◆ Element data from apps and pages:
------------------------------------------------------------
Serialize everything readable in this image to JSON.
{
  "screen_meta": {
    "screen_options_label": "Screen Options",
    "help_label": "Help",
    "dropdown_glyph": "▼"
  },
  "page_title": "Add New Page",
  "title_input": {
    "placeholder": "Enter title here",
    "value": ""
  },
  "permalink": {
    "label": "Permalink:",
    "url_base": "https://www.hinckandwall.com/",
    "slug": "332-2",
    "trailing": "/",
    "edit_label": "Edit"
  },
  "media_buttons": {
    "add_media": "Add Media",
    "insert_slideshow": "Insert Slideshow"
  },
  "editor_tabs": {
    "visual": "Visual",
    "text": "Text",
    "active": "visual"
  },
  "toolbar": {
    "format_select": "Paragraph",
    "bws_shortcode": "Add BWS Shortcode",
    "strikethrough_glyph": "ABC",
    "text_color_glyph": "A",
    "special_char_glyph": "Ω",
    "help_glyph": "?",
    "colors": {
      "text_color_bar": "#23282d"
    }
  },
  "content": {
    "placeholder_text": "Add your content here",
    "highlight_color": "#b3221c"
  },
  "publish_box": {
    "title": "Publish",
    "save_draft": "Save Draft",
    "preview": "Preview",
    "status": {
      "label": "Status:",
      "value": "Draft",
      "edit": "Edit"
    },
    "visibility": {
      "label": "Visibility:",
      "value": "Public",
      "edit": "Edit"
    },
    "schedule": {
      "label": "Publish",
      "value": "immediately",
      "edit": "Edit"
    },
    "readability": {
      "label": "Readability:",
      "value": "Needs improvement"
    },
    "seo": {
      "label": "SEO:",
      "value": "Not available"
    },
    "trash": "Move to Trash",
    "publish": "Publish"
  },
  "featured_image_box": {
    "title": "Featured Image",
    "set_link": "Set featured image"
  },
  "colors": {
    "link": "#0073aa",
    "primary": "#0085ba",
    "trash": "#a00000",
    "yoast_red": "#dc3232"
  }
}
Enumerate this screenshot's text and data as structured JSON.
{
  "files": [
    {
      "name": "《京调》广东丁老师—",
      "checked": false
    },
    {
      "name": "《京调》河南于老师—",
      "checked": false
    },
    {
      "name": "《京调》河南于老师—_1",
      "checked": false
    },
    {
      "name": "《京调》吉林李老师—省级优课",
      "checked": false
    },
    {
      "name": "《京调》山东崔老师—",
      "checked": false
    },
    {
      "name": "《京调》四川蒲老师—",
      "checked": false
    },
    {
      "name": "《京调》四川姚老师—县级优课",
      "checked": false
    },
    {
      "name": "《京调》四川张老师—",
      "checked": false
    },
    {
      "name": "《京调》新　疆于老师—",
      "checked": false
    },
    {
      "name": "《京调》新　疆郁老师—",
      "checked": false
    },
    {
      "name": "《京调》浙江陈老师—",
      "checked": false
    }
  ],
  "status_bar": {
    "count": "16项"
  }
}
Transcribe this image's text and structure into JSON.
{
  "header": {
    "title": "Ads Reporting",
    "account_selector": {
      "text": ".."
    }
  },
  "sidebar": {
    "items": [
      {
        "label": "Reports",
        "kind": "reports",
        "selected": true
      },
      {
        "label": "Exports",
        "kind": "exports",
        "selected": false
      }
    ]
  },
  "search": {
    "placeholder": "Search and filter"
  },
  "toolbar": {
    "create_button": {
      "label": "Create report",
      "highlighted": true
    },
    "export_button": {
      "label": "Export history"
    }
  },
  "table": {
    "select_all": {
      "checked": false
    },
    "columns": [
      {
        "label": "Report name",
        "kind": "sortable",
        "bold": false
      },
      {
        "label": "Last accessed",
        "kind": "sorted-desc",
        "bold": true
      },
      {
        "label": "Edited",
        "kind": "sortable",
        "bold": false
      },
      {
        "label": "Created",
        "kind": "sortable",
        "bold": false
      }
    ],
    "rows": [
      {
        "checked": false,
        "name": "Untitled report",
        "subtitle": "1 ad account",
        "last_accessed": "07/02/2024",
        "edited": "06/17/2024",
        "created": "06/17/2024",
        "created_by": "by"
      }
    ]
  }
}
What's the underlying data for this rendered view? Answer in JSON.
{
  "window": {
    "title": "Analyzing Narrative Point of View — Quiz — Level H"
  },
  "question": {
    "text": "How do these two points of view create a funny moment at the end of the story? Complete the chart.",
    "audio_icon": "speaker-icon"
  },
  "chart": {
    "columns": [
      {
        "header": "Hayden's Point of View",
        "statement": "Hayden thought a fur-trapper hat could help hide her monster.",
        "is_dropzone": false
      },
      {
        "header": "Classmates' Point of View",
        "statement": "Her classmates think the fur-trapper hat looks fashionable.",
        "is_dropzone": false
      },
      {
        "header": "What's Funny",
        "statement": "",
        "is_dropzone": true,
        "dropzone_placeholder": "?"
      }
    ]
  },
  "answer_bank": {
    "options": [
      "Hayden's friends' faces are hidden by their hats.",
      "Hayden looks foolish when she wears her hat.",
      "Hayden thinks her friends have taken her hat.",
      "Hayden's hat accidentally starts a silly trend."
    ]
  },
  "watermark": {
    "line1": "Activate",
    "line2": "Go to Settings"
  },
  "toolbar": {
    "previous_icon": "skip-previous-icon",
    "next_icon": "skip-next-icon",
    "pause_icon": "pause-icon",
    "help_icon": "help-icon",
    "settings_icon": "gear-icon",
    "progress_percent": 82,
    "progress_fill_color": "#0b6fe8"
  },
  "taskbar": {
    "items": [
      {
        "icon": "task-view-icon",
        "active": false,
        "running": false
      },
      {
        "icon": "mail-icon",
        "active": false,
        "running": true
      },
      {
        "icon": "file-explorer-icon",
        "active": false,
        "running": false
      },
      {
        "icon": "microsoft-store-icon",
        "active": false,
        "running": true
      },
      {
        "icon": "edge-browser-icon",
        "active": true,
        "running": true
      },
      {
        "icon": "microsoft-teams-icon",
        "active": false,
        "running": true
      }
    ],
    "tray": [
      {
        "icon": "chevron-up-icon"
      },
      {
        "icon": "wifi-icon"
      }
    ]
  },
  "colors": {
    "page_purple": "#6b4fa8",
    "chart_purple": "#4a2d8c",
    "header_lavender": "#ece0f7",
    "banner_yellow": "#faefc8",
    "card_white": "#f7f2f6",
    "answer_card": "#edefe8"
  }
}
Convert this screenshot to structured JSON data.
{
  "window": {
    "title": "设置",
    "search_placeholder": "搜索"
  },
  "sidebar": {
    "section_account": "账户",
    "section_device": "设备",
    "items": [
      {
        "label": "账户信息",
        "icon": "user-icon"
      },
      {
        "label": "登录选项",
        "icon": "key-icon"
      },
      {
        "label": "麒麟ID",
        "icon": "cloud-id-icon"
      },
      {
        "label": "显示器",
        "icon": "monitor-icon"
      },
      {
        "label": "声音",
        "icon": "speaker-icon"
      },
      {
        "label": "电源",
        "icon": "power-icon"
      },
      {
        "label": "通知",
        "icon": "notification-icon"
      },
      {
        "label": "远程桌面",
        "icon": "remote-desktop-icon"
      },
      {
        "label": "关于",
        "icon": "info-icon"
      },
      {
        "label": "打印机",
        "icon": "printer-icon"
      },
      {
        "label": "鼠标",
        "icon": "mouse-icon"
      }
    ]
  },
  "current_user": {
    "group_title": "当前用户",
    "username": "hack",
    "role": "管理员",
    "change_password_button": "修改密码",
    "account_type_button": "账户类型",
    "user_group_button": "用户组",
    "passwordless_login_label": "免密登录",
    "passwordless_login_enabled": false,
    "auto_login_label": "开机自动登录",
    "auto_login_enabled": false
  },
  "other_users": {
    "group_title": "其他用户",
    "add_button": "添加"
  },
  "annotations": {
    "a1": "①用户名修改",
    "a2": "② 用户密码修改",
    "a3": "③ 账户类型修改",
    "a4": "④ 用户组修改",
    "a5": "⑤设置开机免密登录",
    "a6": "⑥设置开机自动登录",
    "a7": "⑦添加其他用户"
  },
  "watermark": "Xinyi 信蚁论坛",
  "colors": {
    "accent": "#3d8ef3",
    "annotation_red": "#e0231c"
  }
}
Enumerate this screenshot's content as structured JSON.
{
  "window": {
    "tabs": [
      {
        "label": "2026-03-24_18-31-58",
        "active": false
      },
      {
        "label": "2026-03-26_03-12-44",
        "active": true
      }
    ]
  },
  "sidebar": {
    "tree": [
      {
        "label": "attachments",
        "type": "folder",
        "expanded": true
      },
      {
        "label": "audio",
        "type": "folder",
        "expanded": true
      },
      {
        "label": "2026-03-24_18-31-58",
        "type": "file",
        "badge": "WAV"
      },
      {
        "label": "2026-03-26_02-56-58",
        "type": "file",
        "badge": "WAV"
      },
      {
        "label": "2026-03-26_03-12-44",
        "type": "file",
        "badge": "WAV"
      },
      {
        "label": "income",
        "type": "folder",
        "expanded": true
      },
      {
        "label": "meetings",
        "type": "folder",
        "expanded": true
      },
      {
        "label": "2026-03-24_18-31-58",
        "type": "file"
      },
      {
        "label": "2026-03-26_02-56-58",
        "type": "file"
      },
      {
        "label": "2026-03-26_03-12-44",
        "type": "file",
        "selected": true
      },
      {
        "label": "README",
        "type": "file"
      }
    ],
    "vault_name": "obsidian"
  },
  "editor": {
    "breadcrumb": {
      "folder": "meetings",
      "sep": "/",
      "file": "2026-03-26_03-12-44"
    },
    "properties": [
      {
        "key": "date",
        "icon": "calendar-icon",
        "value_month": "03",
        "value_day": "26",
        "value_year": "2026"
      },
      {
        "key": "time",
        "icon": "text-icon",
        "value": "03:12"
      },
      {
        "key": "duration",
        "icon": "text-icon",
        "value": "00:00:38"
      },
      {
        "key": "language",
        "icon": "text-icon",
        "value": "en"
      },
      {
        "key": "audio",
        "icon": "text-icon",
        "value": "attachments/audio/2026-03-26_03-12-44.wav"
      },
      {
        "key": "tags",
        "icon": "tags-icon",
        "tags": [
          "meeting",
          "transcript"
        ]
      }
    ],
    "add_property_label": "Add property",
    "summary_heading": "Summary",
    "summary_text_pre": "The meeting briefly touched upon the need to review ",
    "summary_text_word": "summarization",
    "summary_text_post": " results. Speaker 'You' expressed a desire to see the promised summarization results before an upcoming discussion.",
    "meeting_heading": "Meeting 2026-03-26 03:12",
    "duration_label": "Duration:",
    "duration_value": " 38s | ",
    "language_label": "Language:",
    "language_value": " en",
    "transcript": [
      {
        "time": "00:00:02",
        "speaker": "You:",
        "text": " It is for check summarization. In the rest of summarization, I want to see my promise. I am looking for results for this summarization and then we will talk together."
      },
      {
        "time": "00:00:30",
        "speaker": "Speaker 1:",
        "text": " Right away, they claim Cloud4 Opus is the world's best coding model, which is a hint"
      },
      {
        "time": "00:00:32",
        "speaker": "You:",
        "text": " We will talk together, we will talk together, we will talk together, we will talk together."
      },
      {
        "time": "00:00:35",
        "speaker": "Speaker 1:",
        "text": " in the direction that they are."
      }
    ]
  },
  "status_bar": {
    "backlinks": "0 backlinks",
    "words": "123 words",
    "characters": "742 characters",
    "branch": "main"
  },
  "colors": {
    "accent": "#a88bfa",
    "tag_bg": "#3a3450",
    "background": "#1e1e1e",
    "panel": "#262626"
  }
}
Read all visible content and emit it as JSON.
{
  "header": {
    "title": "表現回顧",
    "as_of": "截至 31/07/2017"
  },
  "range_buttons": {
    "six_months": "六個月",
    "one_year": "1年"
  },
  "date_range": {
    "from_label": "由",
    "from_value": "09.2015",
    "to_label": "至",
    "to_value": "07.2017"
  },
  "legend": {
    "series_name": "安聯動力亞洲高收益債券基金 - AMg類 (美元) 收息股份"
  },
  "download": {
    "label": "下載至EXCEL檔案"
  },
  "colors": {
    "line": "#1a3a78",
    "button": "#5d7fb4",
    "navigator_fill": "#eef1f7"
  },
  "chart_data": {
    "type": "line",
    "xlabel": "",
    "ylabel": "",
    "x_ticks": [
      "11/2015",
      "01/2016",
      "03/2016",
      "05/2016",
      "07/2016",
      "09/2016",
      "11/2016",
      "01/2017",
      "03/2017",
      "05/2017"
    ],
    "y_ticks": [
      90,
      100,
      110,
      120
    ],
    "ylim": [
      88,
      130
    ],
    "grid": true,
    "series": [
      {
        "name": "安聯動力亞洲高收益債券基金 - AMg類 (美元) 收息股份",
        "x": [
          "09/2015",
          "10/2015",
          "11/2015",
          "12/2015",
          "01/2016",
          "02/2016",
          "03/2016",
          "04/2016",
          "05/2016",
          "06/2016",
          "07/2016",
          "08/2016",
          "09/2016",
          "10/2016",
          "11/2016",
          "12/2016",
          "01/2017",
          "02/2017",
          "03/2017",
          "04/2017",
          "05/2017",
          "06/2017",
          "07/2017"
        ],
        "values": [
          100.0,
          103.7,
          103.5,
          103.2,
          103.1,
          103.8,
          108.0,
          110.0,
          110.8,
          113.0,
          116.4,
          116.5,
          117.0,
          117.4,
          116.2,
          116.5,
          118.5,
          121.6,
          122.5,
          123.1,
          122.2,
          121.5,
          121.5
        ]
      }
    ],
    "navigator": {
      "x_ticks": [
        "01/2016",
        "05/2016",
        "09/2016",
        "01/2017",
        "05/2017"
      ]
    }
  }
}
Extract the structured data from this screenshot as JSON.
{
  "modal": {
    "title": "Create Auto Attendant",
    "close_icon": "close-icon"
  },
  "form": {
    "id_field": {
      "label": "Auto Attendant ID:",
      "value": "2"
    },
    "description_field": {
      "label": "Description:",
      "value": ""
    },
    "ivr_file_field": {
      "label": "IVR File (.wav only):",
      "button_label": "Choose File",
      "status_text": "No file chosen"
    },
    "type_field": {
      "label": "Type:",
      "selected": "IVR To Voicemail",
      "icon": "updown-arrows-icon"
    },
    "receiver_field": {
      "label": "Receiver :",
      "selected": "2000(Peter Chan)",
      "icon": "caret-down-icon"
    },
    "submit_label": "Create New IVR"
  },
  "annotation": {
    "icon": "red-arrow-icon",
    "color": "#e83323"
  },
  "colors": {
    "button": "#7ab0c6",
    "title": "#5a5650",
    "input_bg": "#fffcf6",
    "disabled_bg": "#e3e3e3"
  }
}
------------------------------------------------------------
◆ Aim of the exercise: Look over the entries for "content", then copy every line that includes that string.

◆ Answer space:
  "content": {
    "placeholder_text": "Add your content here",
Enumerate this screenshot's content as structured JSON.
Read all visible content and emit it as JSON.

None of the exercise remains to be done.